It’s only been a month since former general manager Farzan Zaidi jumped ship for a new role as President of Baseball Operations for the longtime rival Giants. Within Zaidi’s four-year tenure in Los Angeles, the Dodgers produced five NL West championships and two National League pennants, falling just short of their seventh and eighth championships in back-to-back World Series losses against the 2017 Astros and 2018 Red Sox. The analytics-driven GM was also instrumental in strengthening the club’s farm system — ranked among the ten best MLB farm systems from 2015 to 2018 — and banked on homegrown talent to carry the team to postseason after postseason.
When rumors surfaced of the GM change this past month, Friedman’s initial comments suggested that he had no intention of trying to outbid the Giants for Zaidi’s services or putting pressure on the general manager to stick around any longer than he was comfortable with. As Zaidi helps restructure the Giants’ impending rebuild, the Dodgers will apparently keep chugging along with Friedman and the rest of his staff until someone better (if there is, in fact, someone better) comes along.
Bob Nightengale of USA Today reports that the Cubs won’t deal Kyle Schwarber this winter, despite multiple inquires from teams around the league. Schwarber is approaching his first year of arbitration and will remain under team control for another three seasons before reaching free agency in 2022.
The decision comes on the heels of one of the strongest seasons of the 25-year-old outfielder’s short career.

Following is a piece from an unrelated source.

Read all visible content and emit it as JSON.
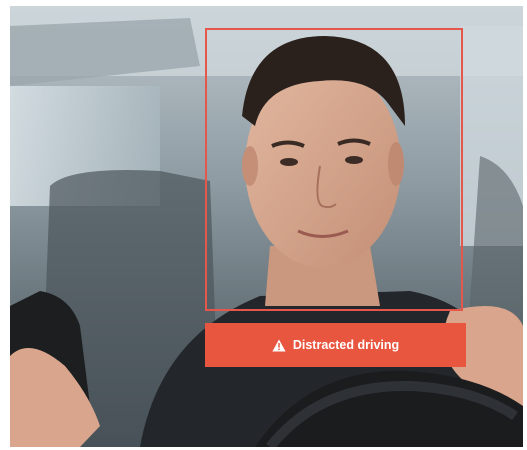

Over 137 games and 510 PA for the Cubs, he proved a passable defender in left field and batted .238/.356/.467 with 26 home runs, an .823 OPS, and 3.2 fWAR in 2018. He also led the National League in intentional walks, with 20, and bumped up his total walks from 59 in 2017 to 78.
Despite his marked improvements from previous years, Schwarber’s performance still left something to be desired — specifically against left-handed pitchers, who held the slugger to a paltry .224/.352/.303 with four extra-base hits across 91 PA. Still, it’s evident the Cubs feel Schwarber is capable of strengthening his splits in the years to come, and they might stand to get more value from him on the field than they would in a trade this offseason.

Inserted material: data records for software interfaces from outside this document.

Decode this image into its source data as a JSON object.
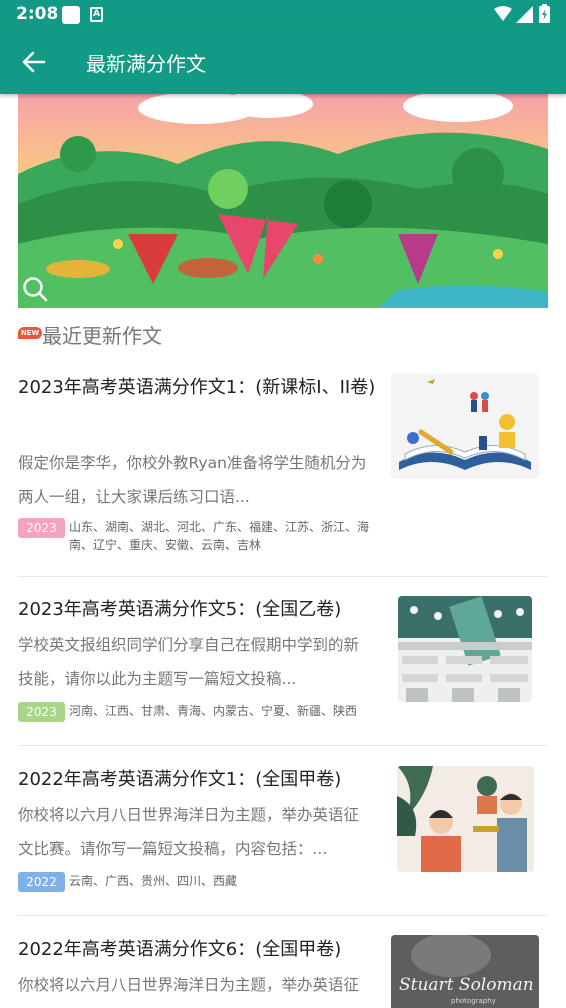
{
  "status_bar": {
    "time": "2:08",
    "app_icon_letter": "A",
    "icons": [
      "square-notification-icon",
      "a-notification-icon",
      "wifi-icon",
      "signal-icon",
      "battery-icon"
    ]
  },
  "app_bar": {
    "title": "最新满分作文",
    "back_icon": "arrow-back-icon"
  },
  "banner": {
    "icons": [
      "zoom-icon"
    ]
  },
  "section": {
    "badge": "NEW",
    "title": "最近更新作文"
  },
  "articles": [
    {
      "title": "2023年高考英语满分作文1：(新课标I、II卷)",
      "summary": "假定你是李华，你校外教Ryan准备将学生随机分为两人一组，让大家课后练习口语...",
      "year": "2023",
      "tag_color": "#f4a3bc",
      "regions": "山东、湖南、湖北、河北、广东、福建、江苏、浙江、海南、辽宁、重庆、安徽、云南、吉林"
    },
    {
      "title": "2023年高考英语满分作文5：(全国乙卷)",
      "summary": "学校英文报组织同学们分享自己在假期中学到的新技能，请你以此为主题写一篇短文投稿...",
      "year": "2023",
      "tag_color": "#a9d58a",
      "regions": "河南、江西、甘肃、青海、内蒙古、宁夏、新疆、陕西"
    },
    {
      "title": "2022年高考英语满分作文1：(全国甲卷)",
      "summary": "你校将以六月八日世界海洋日为主题，举办英语征文比赛。请你写一篇短文投稿，内容包括：...",
      "year": "2022",
      "tag_color": "#7fb1e8",
      "regions": "云南、广西、贵州、四川、西藏"
    },
    {
      "title": "2022年高考英语满分作文6：(全国甲卷)",
      "summary": "你校将以六月八日世界海洋日为主题，举办英语征",
      "thumb_text": "Stuart Soloman",
      "thumb_subtext": "photography"
    }
  ],
  "colors": {
    "primary": "#119a85",
    "new_badge": "#f0543f"
  }
}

Of course, that’s not to say the Cubs intend to pass the Winter Meetings in total silence, especially as they’ll be seeking bullpen and catching depth in advance of their 2019 run at the division title. As club president Theo Epstein remarked last week, “We’re certainly open and active in trade talks with a lot of deals that usually don’t come to fruition. So, we may make some trades. We could make big ones that transform the roster. We may make smaller complementary ones. But there’s certain things we’d like to accomplish.”